From October 14-19, the three navies will rehearse scenarios for destroying hostile submarines, surface warships and aircraft. The phrase "People's Liberation Army (Navy)", or PLA(N), will not be used in the exercise. Yet, there will be little doubt about what these sailors are training for.
In a major shift for New Delhi, Exercise Malabar, a hitherto bilateral US-India annual event, albeit with foreign invitees, will now be permanently designated a trilateral US-Japan-India exercise. Defence Ministry sources tell Business Standard a formal case has been taken up in New Delhi and an announcement will soon be made.
This will be another overt Indian step towards the western Pacific, one that New Delhi has so far hesitated to take. In 2007, after a five-nation Exercise Malabar, with Japan, Australia and Singapore as invitees to what strategists dubbed a "concert of democracies", Beijing went on a diplomatic offensive.

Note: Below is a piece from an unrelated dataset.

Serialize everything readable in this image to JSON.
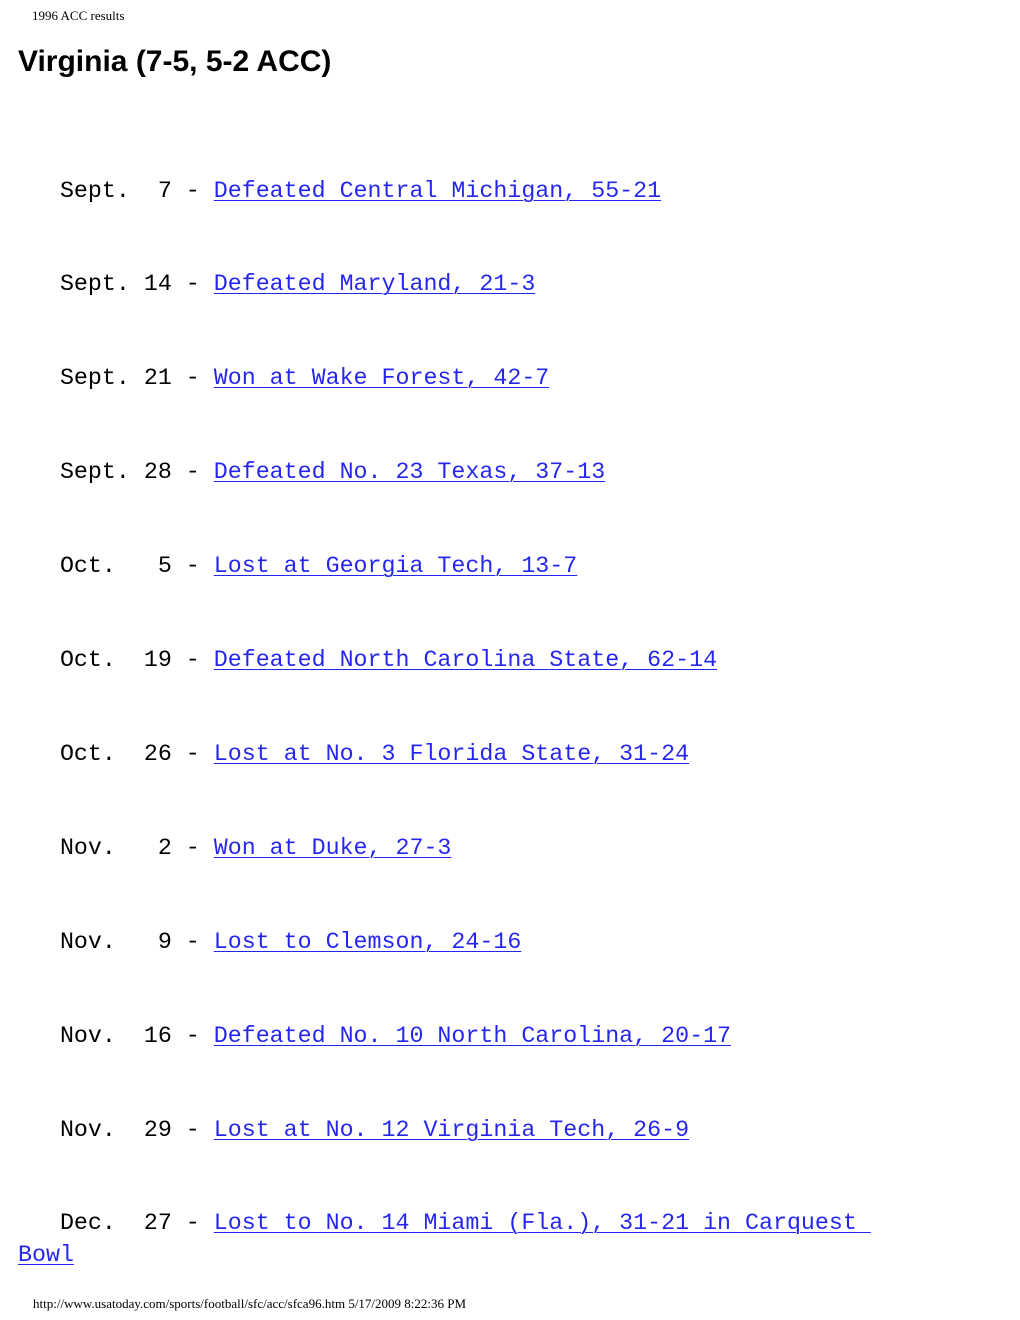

New Delhi quickly backed off, soothing Chinese feelings by reverting to a bilateral format.
Now a trilateral Malabar is being formalised, and in September, India and Australia held their first-ever bilateral naval exercise, billed as AUSINDEX-15. It is also noteworthy that Malabar is held on alternate years in the western Pacific.
Analysts like Shashank Joshi (in Australian publication, "The Interpreter") rightly point out that, going purely by warship numbers, Malabar 2015 - featuring ten warships - is significantly smaller than the 2007 exercises that involved 26 warships. Nor is it larger than Malabar 2010, 2012 and 2014, which also involved ten warships.
Even so, Indian admirals say the exercises are growing ever more sophisticated and display growing trust between participating navies. Joshi notes that after Prime Minister Narendra Modi's meeting with President Barack Obama in September 2014, a joint statement noted they had "agreed to upgrade their existing bilateral exercise Malabar". This endorsement was repeated when Obama visited New Delhi in January.
The US warships participating this week will include the USS Theodore Roosevelt, one of the USN's eleven nuclear powered aircraft carriers. This vessel is nicknamed "The Big Stick", after Roosevelt's famous admonishment, "Speak softly, but carry a big stick". it embarks 70 aircraft: including 44 F/18 fighters, four Growler electronic warfare aircraft, four E-2C airborne early warning aircraft, and 20 combat helicopters.
The USN is also sending USS Normandy, a less-than-cutting-edge Ticonderoga-class destroyer; the USS Fort Worth, America's newest and most modern littoral combat ship (LCS); and a nuclear powered attack submarine, USS City of Corpus Christi.
India will field a Rajput-class destroyer, a Brahmaputra-class frigate, a Shivalik-class frigate, a fleet tanker and a Kilo-class submarine. New Delhi has never yet fielded an aircraft carrier in Exercise Malabar and - disappointingly for the US given the agreement between the two countries to cooperate in building India's indigenous aircraft carrier - this year will maintain that absence.
Tokyo is fielding only a single warship, the destroyer JS Fuyuzuki. Nick-named the "Japanese Aegis", this will be amongst the most potent warships in the exercise.
Malabar 2015 will feature cutting-edge airborne maritime surveillance, with the USN and Indian Navy both deploying the world's most advanced maritime aircraft, the Boeing P-8 Poseidon. The USN calls their version the P-8A, while the Indian version is called P-8I.
This aircraft scans vast swathes of ocean for enemy ships and submarines. When it detects one, it is able to quickly direct friendly ships and submarines onto the contact, using satellite-enabled digital linkages.
The Malabar naval exercises began in the early 1990s, when Washington and New Delhi began exploring a new, post-Cold war relationship. In 1991, the army chief of the US Pacific Command (PACOM), Lieutenant General Claude Kicklighter, held talks in Delhi, resulting in the first modest Exercise Malabar, featuring two ships from each navy.
After a hiatus in relations caused partly by India's nuclear weapons tests in 1998, Exercise Malabar resumed in 2002, and have been held every year since then.